U.S. flag

An official website of the United States government, Department of Justice.

Domestic violence

I Am Still Isabella


I Am Still Isabella tells the story of what happens to Isabella after she is removed from her home and placed with another caregiver, her auntie.

To illustrate common occurrences in cases of child removal, the story follows Isabella as she adjusts to life in her new home, regularly meets with her caseworker and counselor and discusses her feelings about what is happening, and visits with her mother.

Who's That? In Criminal Court


Who’s That? In Criminal Court—a complementary piece to There’s More to Me—is a brief guide that explains the different roles of people that youth may interact with or hear about throughout their criminal case and in criminal court. It includes practical tips for preparing for court and information on some rights to which children are entitled.

Child Victims and Witnesses Support Materials


For children, participating in the justice system as a victim or witness can be especially confusing, distressing, and even re-traumatizing. Child Victims and Witnesses Support Materials was created to support children and youth during their involvement with the justice system as a victim or witness to a crime.

It's Not Just You


It’s Not Just You tells the story of two youth—Nishan and his family, when caseworkers visit their home; and Lila, when she is placed at her grandmother’s home by caseworkers after an incident.

Brave Maya


Brave Maya tells the story of what happens to a little girl named Maya after caseworkers visit her home.

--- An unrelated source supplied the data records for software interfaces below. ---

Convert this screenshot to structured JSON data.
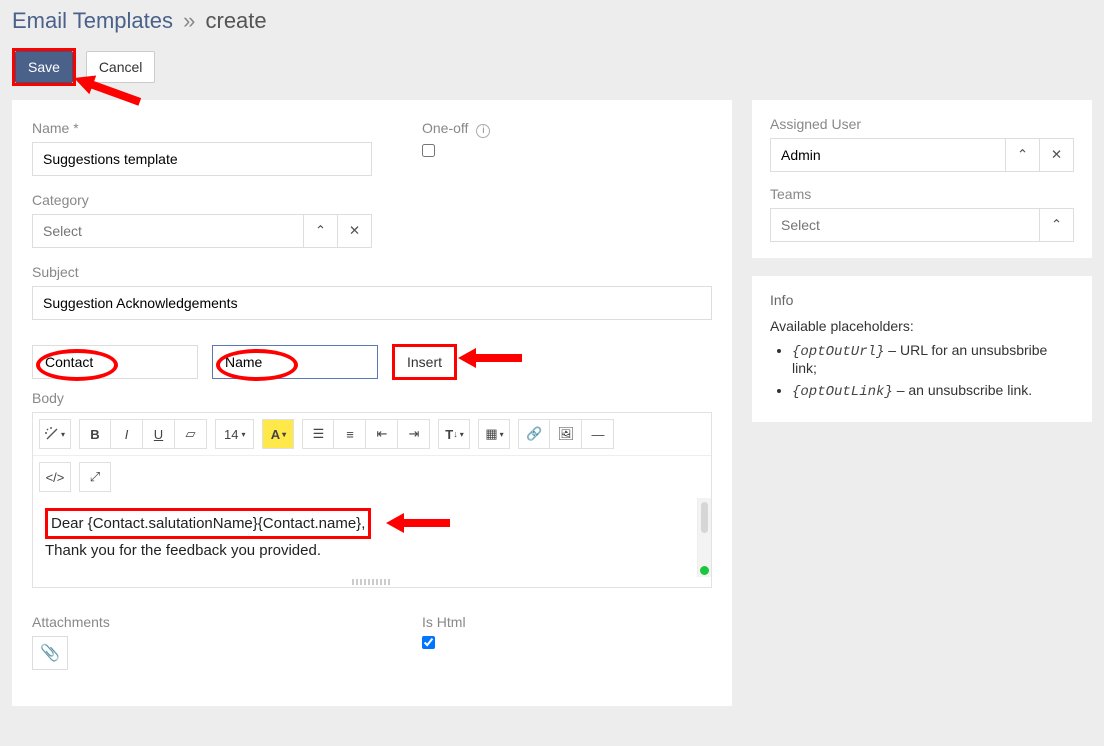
{
  "breadcrumb": {
    "root": "Email Templates",
    "separator": "»",
    "current": "create"
  },
  "toolbar": {
    "save": "Save",
    "cancel": "Cancel"
  },
  "fields": {
    "name_label": "Name *",
    "name_value": "Suggestions template",
    "oneoff_label": "One-off",
    "category_label": "Category",
    "category_placeholder": "Select",
    "subject_label": "Subject",
    "subject_value": "Suggestion Acknowledgements",
    "body_label": "Body",
    "attachments_label": "Attachments",
    "ishtml_label": "Is Html"
  },
  "insert": {
    "entity_selected": "Contact",
    "field_selected": "Name",
    "button": "Insert"
  },
  "editor_toolbar": {
    "magic": "⚡",
    "bold": "B",
    "italic": "I",
    "underline": "U",
    "clear": "⌫",
    "size": "14",
    "fontcolor": "A",
    "ul": "≣",
    "ol": "≡",
    "indent": "⇥",
    "outdent": "⇤",
    "heading": "T",
    "table": "▦",
    "link": "🔗",
    "image": "🖼",
    "hr": "—",
    "code": "</>",
    "fullscreen": "⤢"
  },
  "body": {
    "line1": "Dear {Contact.salutationName}{Contact.name},",
    "line2": "Thank you for the feedback you provided."
  },
  "side": {
    "assigned_label": "Assigned User",
    "assigned_value": "Admin",
    "teams_label": "Teams",
    "teams_placeholder": "Select"
  },
  "info": {
    "heading": "Info",
    "intro": "Available placeholders:",
    "items": [
      {
        "code": "{optOutUrl}",
        "desc": " – URL for an unsubsbribe link;"
      },
      {
        "code": "{optOutLink}",
        "desc": " – an unsubscribe link."
      }
    ]
  }
}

To illustrate the common occurrences in child welfare cases, the story follows Maya as she meets with caseworkers, goes to court and meets her advocate, engages with a counselor, and receives support from external family members.